by Sr. Thuy Doan, SSMO
No one has greater love than this,
to lay down one’s life for one’s friends.
Last August, when I was on my vacation to visit my mom in Houston, I was touched by a sacrificial love of a Texas mother during the Hurricane Harvey Flood. On August 29, 2017 Colette Sulcer, a 41-year-old Texas woman, was driving in her car with her 3-year-old daughter when, suddenly, she hit high water. After she pulled into a parking lot and got out of the car, the flooding’s current carried both Sulcer and her child about a half mile. Somewhere along that distance, while keeping her daughter perched above the water, Sulcer drowned. Officer Carol Riley, a spokesperson for the Beaumont Police Department, told people, “When the baby was found, she was clinging to her mother. She did the best she could to keep her child above the water. The woman absolutely saved the child’s life.”

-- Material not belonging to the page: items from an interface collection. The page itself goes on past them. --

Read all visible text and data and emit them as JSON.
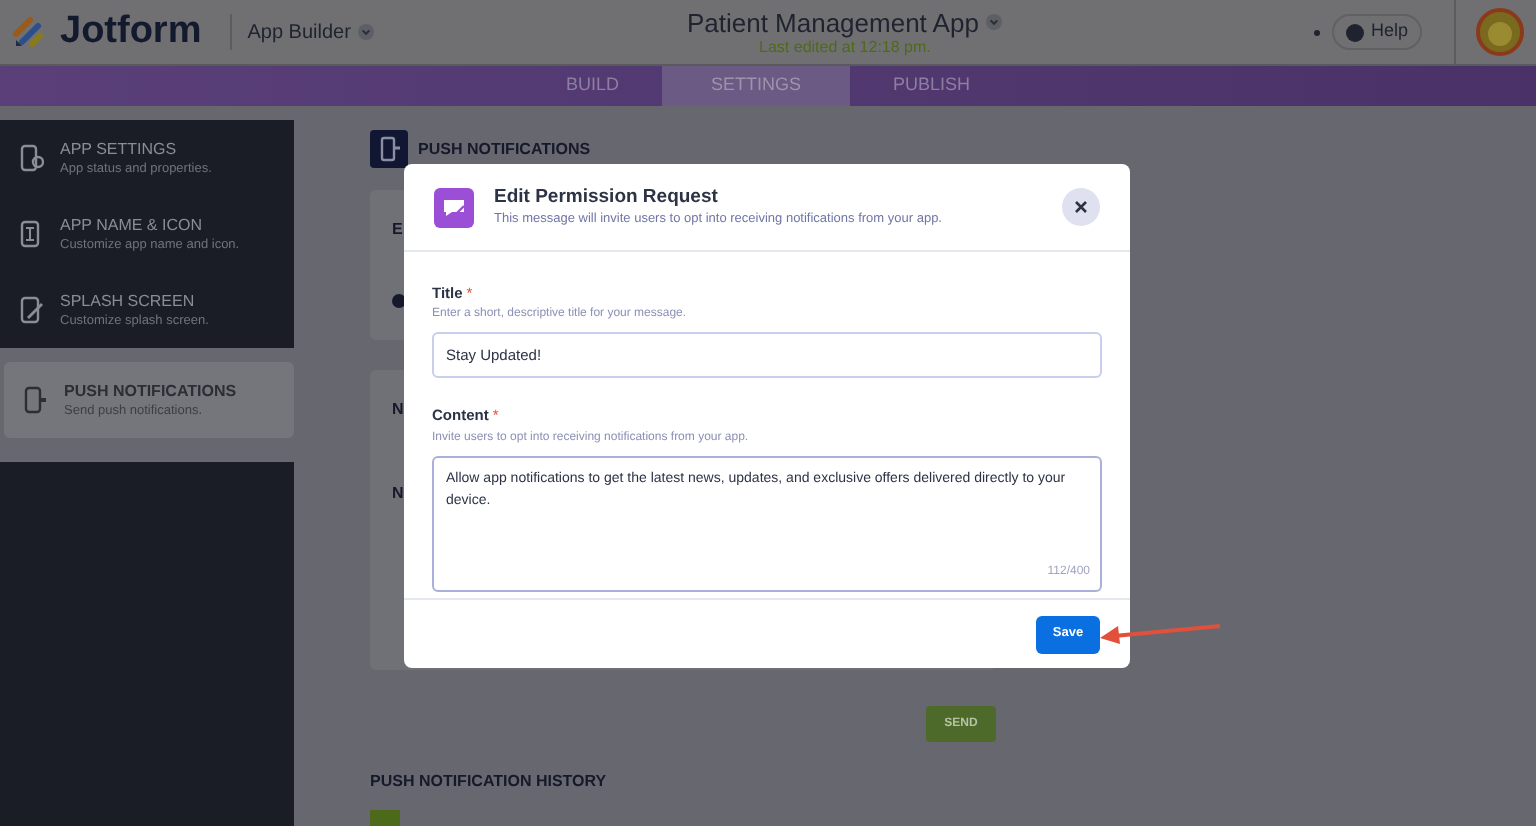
{
  "top_bar": {
    "logo": "Jotform",
    "app_builder": "App Builder",
    "app_title": "Patient Management App",
    "last_edited": "Last edited at 12:18 pm.",
    "help": "Help"
  },
  "nav_tabs": [
    {
      "label": "BUILD",
      "selected": false
    },
    {
      "label": "SETTINGS",
      "selected": true
    },
    {
      "label": "PUBLISH",
      "selected": false
    }
  ],
  "sidebar": {
    "items": [
      {
        "title": "APP SETTINGS",
        "subtitle": "App status and properties.",
        "selected": false
      },
      {
        "title": "APP NAME & ICON",
        "subtitle": "Customize app name and icon.",
        "selected": false
      },
      {
        "title": "SPLASH SCREEN",
        "subtitle": "Customize splash screen.",
        "selected": false
      },
      {
        "title": "PUSH NOTIFICATIONS",
        "subtitle": "Send push notifications.",
        "selected": true
      }
    ]
  },
  "section": {
    "title": "PUSH NOTIFICATIONS",
    "card_1_label": "E",
    "card_2_labels": [
      "N",
      "N"
    ],
    "send_button": "SEND",
    "history_title": "PUSH NOTIFICATION HISTORY"
  },
  "modal": {
    "title": "Edit Permission Request",
    "subtitle": "This message will invite users to opt into receiving notifications from your app.",
    "fields": [
      {
        "kind": "input",
        "label": "Title",
        "required": true,
        "required_mark": "*",
        "hint": "Enter a short, descriptive title for your message.",
        "value": "Stay Updated!"
      },
      {
        "kind": "textarea",
        "label": "Content",
        "required": true,
        "required_mark": "*",
        "hint": "Invite users to opt into receiving notifications from your app.",
        "value": "Allow app notifications to get the latest news, updates, and exclusive offers delivered directly to your device.",
        "counter": "112/400"
      }
    ],
    "save_button": "Save"
  }
}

Sacrificial love is the highest form of love. It is selfless. Its priority is the welfare of others before oneself. Most of us experience the sacrificial love of our parents. They give up their lives, their time, and finances to their children without thinking of themselves. Sacrificial love isn’t about doing what we do well but giving more than we have to give, doing more than we know how to do, sharing more than we thought we could. Sacrificial love means investing our time, money, talents, gifts and service in our love for others. Sacrificial love means willing to empty ourselves, to give ourselves for the sake of others.
Another term for sacrificial love would be agape love. Agape love basically means to be self-sacrificing. God’s love for the whole world is a sacrificial love, a giving love, unconditional love so that we could have life. This love is shown in John 15:13, “No one has greater love than this, to lay down one’s life for one’s friends.” The greatest act of sacrificial love was when Jesus willingly sacrificed His life to free us from our bondage to sin. We must never forget that love comes from God and that God is love. Once we begin to grasp the depth of God’s love for us, then we will be able to love others in sacrificing our lives for them.
Saint Maximilian Kolbe who died for one of the prisoners in Auschwitz said, “Let us remember that love lives through sacrifice and is nourished by giving. Without sacrifice, there is no love.”
Let us remember the words of John the Apostle, “This is how we know what love is: Jesus Christ laid down his life for us. And we ought to lay down our lives for our brothers and sisters. If anyone has material possessions and sees a brother or sister in need but has no pity for them, how can the love of God be in that person? Dear children, let us not love with words but with actions and in truth.” (1 John 3:16-18)